Monday, December 17, 2007

Becca From Baltimore Peers Into Our Empty Soul.

I am an undergraduate, and I wanted to point out a few things I have noticed while perusing the site. First of all, there are a surprisingly frequent number of grammar and spelling errors. Considering a number of posters complain about this from their students, that highly educated people are writing these posts, and that other highly educated people are proofreading them, the number I have seen is rather high. I probably don’t even see all of them, as it is easy to miss a typo when the meaning is still clear. If people who care so much about grammar and spelling mess it up, is it really surprising that students do too? I know that I can easily miss typos when I read over my work, partially because I know how it’s supposed to read.

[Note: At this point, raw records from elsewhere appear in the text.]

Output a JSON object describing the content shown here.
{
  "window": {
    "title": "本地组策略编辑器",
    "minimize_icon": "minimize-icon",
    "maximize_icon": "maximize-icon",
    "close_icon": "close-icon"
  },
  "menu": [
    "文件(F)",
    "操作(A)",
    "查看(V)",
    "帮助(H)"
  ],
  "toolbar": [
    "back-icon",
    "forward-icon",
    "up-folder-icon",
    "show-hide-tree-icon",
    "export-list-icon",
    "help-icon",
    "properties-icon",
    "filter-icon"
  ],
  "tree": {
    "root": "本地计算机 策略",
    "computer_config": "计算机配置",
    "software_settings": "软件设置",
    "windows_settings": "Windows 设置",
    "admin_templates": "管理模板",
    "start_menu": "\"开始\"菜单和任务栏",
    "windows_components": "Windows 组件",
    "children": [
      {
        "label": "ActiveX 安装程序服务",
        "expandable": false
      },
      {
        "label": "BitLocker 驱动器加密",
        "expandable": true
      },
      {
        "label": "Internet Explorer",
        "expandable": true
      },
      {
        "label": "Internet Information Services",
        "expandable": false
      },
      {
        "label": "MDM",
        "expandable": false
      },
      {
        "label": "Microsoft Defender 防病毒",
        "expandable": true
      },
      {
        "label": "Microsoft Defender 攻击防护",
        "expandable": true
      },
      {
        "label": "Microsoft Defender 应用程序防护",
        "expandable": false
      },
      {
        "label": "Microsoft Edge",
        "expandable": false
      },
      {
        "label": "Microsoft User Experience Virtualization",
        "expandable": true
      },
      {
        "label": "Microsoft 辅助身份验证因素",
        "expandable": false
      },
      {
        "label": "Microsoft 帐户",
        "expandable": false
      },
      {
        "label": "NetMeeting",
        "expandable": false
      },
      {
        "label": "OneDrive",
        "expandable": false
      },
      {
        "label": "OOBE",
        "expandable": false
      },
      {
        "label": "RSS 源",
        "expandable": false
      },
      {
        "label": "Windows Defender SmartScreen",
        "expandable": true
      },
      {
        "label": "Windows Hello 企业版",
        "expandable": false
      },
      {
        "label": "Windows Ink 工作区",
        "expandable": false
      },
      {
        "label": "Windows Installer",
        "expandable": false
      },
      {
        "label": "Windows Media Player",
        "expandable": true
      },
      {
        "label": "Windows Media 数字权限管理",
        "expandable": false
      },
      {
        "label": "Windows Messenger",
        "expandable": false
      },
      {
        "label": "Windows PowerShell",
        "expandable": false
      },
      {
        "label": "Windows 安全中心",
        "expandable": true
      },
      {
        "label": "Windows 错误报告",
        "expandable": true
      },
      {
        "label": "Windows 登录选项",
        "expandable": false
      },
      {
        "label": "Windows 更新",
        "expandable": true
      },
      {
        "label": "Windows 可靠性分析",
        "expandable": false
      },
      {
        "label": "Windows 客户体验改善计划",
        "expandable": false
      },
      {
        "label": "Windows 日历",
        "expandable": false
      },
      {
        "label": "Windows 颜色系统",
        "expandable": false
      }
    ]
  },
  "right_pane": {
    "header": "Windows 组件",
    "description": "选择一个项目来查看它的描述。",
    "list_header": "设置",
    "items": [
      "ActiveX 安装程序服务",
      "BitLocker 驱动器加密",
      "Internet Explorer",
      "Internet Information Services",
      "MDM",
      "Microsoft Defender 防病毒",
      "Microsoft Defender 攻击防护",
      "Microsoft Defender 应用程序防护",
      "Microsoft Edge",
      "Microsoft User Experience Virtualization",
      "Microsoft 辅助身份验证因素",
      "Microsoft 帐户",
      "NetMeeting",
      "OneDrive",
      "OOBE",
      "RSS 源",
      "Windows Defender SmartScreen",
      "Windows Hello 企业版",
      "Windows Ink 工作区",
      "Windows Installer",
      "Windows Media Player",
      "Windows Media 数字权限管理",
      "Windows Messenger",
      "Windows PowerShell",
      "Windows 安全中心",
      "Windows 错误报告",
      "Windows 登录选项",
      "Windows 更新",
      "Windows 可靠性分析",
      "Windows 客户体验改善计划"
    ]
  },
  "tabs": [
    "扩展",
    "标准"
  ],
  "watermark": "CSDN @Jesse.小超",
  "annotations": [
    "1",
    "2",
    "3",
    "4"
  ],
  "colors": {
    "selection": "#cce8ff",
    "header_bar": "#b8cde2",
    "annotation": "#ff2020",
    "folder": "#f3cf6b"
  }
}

In fact, there are probably errors in this post. I understand how reading an email with multiple and blatant errors is annoying, but perhaps you could cut students some slack for typing then vs. than, or for vs. to.

I get it. You don’t care about how hard I work on my paper. If it’s not cogent, analytical, and well-organized, I don’t get a good grade. That’s fine. I agree to a system where only the final product of my work counts. But I need you to agree to it as well. That means no complaining that students don’t understand how hard you professors work. If the final product (conveying the material) is all that counts, then it doesn’t matter if you hold office hours every single hour of the day if you can’t effectively communicate the material. (I understand that different individuals write different posts, but I see so much of both sides that I suspect a number of individuals think their professorial effort should count, but that students’ effort should not.) Also, if the final product is all that matters, then why do you care if students skip class? It will presumably hurt them in the creation of the final product, or if it doesn’t, then either they compensated for the missing material or are simply very smart. If you want students to stop assuming that effort will bump their grade up, then perhaps you should stop punishing others for lack of effort.

Yes I AM qualified to judge you as a professor. To qualify this statement, I mean that I am able to evaluate your job performance in the classroom and in any other situations where you are trying to facilitate my learning. You might be the most insightful researcher in your field, but that doesn’t make you good at teaching others. I should note that I have skipped fewer than five classes in my 3.5 years of undergraduate, and that two were for a job interview. I do the reading, I’m attentive in class, I work on the homework, etc. I also know many others who work similarly (Note: I am at a rather selective school where the students are more concerned with their school work than most. Understand that I don’t reflect the average undergraduate, but I still believe this point has merit.) When I, and my fellow classmates, fail to grasp a concept, it might just be about you. If we all find your lectures boring, it might just be about you. If you get 200 comments asking you to please slow down during your explanation of difficult concepts, well, maybe you should slow down. And we ARE qualified to make those statements. Saying students are not fit to judge the quality of the TEACHING of a professor is outlandish. Who else is supposed to judge? Your fellow professors who are equally knowledgeable?

Not all of us are in your class because we are excited about the material. We are there to satisfy a distribution requirement, because it’s part of the curriculum for our major (but we are really interested in another area of the discipline), because we are pre-med, or because it fit into our schedule. This does not excuse cheating, or any other unethical behavior. But are you really that surprised when people zone off in class? On this site, I have seen countless references to people zoning out during boring administration meetings. It’s not comparing apples to apples, but if it’s not a moral/personality/cultural problem when professors neglect some of their commitments, why is it such a big deal when students zone out in class?

Look, I love school. I want to suffer through grad school, and then join your ranks (likely as a Pollyanna, but you never know how life twists). But I still think it SUCKS when you schedule an exam/paper the day after our big concert/partying weekend. It’s an official university event, whose date is planned out years in advance. The school spends hundreds of thousands of dollars bringing in bands and creating a very lovely weekend for its community (which includes the faculty I see rocking out to the music.) Scheduling a major evaluative event is just mean. I will get the work done. I will do it well (but not as well as if I didn’t have the event). This is particularly hard for exams, because papers can be done in advance, but it’s hard to study well for a test (because some material hasn’t been presented) without spending a lot of time immediately before the exam preparing.

I know you are blowing off steam, that you have a lot of shit to deal with one aspect of a job that you did not ask for. But one major thing, which encapsulates a lot of the above points, is that when students flub, you often see it as a permanent flaw of the individual representative of their attitude in all other endeavors. In psychology, they call it fundamental attribution error, or the tendency of people to attribute their own flaw or defects to the situation, but the flaws of others to their permanent selves. When you zone out in a meeting, it’s because it’s boring. When we zone out in class, it’s because we are ungrateful idiots.

Overall, we are developing adults. I say adults in that we have a fair amount of autonomy, more responsibility (relative to a few months or years back in high school) and are legally considered adults. But we are still growing, still changing, and we are not our final selves yet. By all means, kick us in the ass for cheating, fail us when we deserve it, and challenge us. But don’t hate us.

(And if you manage that, please, please, please, please do not schedule a major evaluative exercise right after Spring Weekend. I’m a senior-it’s my last one.)